Lineman Mike Pennel is eligible to rejoin the active roster this weekend after being suspended the first four games by the NFL for violating the league's substance abuse policy. Pennel was a key backup last season, especially effective against the run.
His impending return would mean that Green Bay would have its full complement of linemen again. Tackle Letroy Guion rejoined the starting lineup last week alongside Daniels after missing a game with a knee injury.
Kenny Clark, the team's first-round draft pick, has also played well for a rookie. Hybrid linebacker-lineman Datone Jones has helped fill the void up front.
Now Jones may be able to focus more on pass-rushing duties. Either way, Green Bay's deep group of outside linebackers, led by Clay Matthews and Nick Perry, has extended the wall against the run to the edges.
“We're all on the same page. We're clicking,” Perry said after practice Wednesday. “This is our opportunity to be the best . . . to be aggressive and to compete on all downs.”
Cowboys coach Jason Garrett has taken notice. The Packers, he said, play well against the run regardless of whether Green Bay is in its base 3-4 defense, or if a fifth defensive back is on the field in what would normally be passing situations.
Garrett also likes how his offense has improved running the ball no matter the defense.
“There are certainly a lot of areas where we have to get better,” Garrett said, “but we're doing a good job coming off the ball, getting into blocks and finding places for runners to run. The runners are running well.”
Ellliott, a 6-foot, 225-pound rookie, will certainly be tough to bring down. But keep in mind that the Packers have already held Vikings running back Adrian Peterson to 19 yards on 12 carries in Week 2 before Peterson got hurt.
But facing a mobile quarterback such as Prescott presents the Packers with a new challenge this season. McCarthy said handling the Cowboys' play-action game will be important.
“Obviously they're stacked in their numbers in the run game. So maybe we'll have to throw it a little bit more,” Prescott said in a conference call. “But that's a great defense that they've got over there. We're excited for the challenge.”
“You catch the ball, you throw it a little more accurately and, you know, don't throw it away as much. Maybe I should start taking some more sacks. No, you know what, I've got to be more accurate and I will. We've got to make the most of the opportunities on 50-50 balls and the balls we should catch and complete.” — QB Aaron Rodgers, when asked about his uncharacteristically-low 56.1 percent completion rate through four games, which is 31st in the NFL.
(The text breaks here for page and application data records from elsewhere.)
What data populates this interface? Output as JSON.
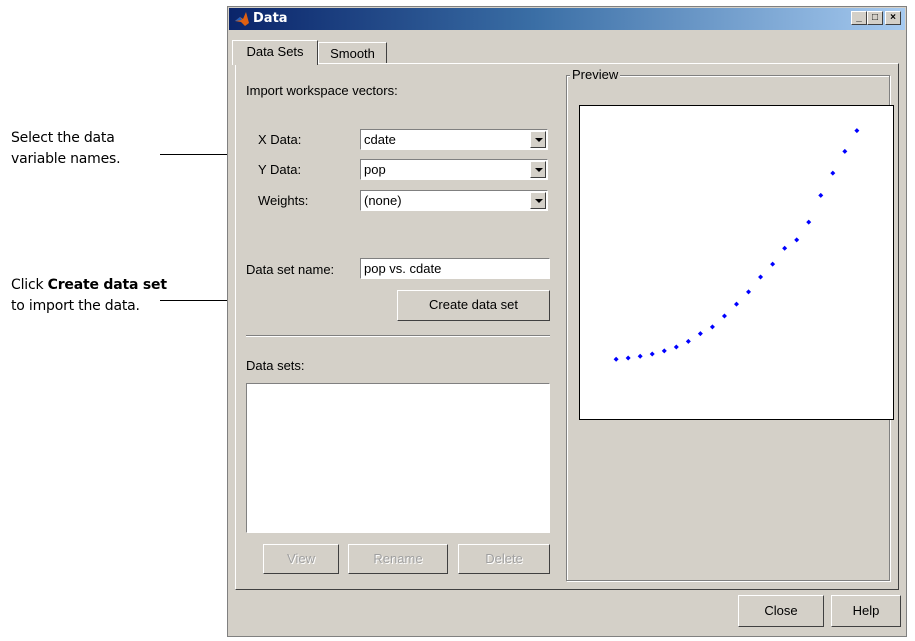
{
  "annotations": {
    "select_text_line1": "Select the data",
    "select_text_line2": "variable names.",
    "click_prefix": "Click ",
    "click_bold": "Create data set",
    "click_line2": "to import the data."
  },
  "window": {
    "title": "Data",
    "controls": {
      "minimize": "_",
      "maximize": "□",
      "close": "×"
    }
  },
  "tabs": [
    {
      "label": "Data Sets",
      "active": true
    },
    {
      "label": "Smooth",
      "active": false
    }
  ],
  "import_section": {
    "heading": "Import workspace vectors:",
    "x_label": "X Data:",
    "x_value": "cdate",
    "y_label": "Y Data:",
    "y_value": "pop",
    "w_label": "Weights:",
    "w_value": "(none)"
  },
  "dataset_name": {
    "label": "Data set name:",
    "value": "pop vs. cdate"
  },
  "buttons": {
    "create": "Create data set",
    "view": "View",
    "rename": "Rename",
    "delete": "Delete",
    "close": "Close",
    "help": "Help"
  },
  "datasets_label": "Data sets:",
  "preview": {
    "title": "Preview",
    "marker_color": "#0000ff"
  },
  "chart_data": {
    "type": "scatter",
    "x": [
      1790,
      1800,
      1810,
      1820,
      1830,
      1840,
      1850,
      1860,
      1870,
      1880,
      1890,
      1900,
      1910,
      1920,
      1930,
      1940,
      1950,
      1960,
      1970,
      1980,
      1990
    ],
    "y": [
      3.9,
      5.3,
      7.2,
      9.6,
      12.9,
      17.1,
      23.1,
      31.4,
      38.6,
      50.2,
      62.9,
      76.0,
      92.0,
      105.7,
      122.8,
      131.7,
      150.7,
      179.3,
      203.2,
      226.5,
      248.7
    ],
    "xlim": [
      1760,
      2020
    ],
    "ylim": [
      -60,
      275
    ],
    "color": "#0000ff"
  }
}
WR Randall Cobb was limited in practice with a neck injury after taking a hard hit late in last week's 23-16 win over the Giants. . . . RB Eddie Lacy (left ankle) and CB Damarious Randall (groin) were also limited. . . . Backup RB James Starks was held out with a knee injury. The Packers have no running backs on the active roster after Lacy and Starks, though they have used Cobb and fellow receiver Ty Montgomery in the backfield at times.